The team was funded by the Leverhulme Trust (UK), through an International Network Grant. It included scientists from James Cook University and The University of Queensland in Australia, from The University of Auckland in New Zealand, Memorial University in Canada, and the University of Maine in the USA. They examined rates of carbonate production across 19 reefs in the four Caribbean countries of the Bahamas, Belize, Bonaire and Grand Cayman.
They discovered that declines in rates of carbonate production were especially evident in shallow water habitats, where many fast growing branching coral species have been lost. The study compared modern day rates with those measured in the region over approximately the last 7,000 years. In key habitats around the Caribbean, the findings suggested that in waters of around five metres in depth, reef growth rates are now reduced by 60-70% compared to the regional averages taken from historical records. In waters of around 10 metres in depth, the rates are reduced by 25%.
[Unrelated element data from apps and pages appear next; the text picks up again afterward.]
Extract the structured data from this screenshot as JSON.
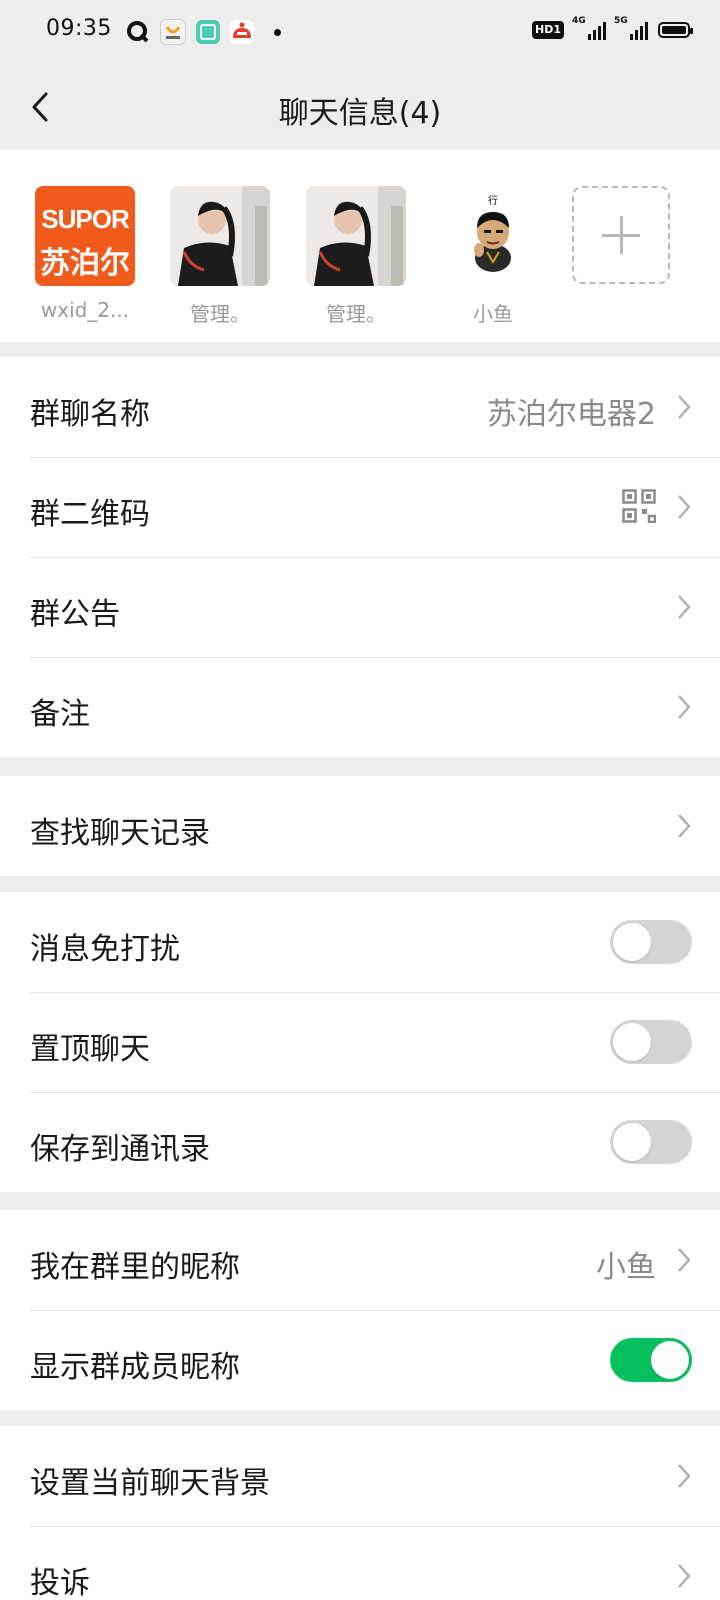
{
  "status_bar": {
    "time": "09:35",
    "hd_badge": "HD1",
    "net1": "4G",
    "net2": "5G",
    "app_icons": [
      "q-app-icon",
      "brand-app-icon",
      "green-app-icon",
      "red-app-icon"
    ]
  },
  "header": {
    "title": "聊天信息(4)",
    "back_icon": "chevron-left-icon"
  },
  "members": [
    {
      "name": "wxid_2...",
      "avatar": "supor-logo-avatar",
      "avatar_text_top": "SUPOR",
      "avatar_text_bottom": "苏泊尔"
    },
    {
      "name": "管理。",
      "avatar": "photo-avatar"
    },
    {
      "name": "管理。",
      "avatar": "photo-avatar"
    },
    {
      "name": "小鱼",
      "avatar": "cartoon-avatar",
      "avatar_caption": "行"
    }
  ],
  "add_member_icon": "plus-icon",
  "section1": {
    "group_name_label": "群聊名称",
    "group_name_value": "苏泊尔电器2",
    "qr_label": "群二维码",
    "notice_label": "群公告",
    "remark_label": "备注"
  },
  "section2": {
    "search_label": "查找聊天记录"
  },
  "section3": {
    "mute_label": "消息免打扰",
    "mute_on": false,
    "pin_label": "置顶聊天",
    "pin_on": false,
    "save_label": "保存到通讯录",
    "save_on": false
  },
  "section4": {
    "my_nick_label": "我在群里的昵称",
    "my_nick_value": "小鱼",
    "show_nick_label": "显示群成员昵称",
    "show_nick_on": true
  },
  "section5": {
    "bg_label": "设置当前聊天背景",
    "complain_label": "投诉"
  },
  "colors": {
    "toggle_on": "#07c160",
    "toggle_off": "#d4d4d4",
    "brand_orange": "#f05a1a"
  }
}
The study also suggests that these key habitats must have a minimum of around 10% living coral cover to maintain their current structures. The amount of cover varies between sites, but some are already below this threshold and are therefore at risk of starting to erode. Given that previous studies have shown that coral cover on reefs in the Caribbean has declined by an average of 80 per cent since the 1970s, this raises alarm bells for the future state of reefs in the region. These changes have been driven by human disturbance, disease and rising sea temperatures, and are only expected to intensify as a result of future cl
|Contact: Louise Vennells|
University of Exeter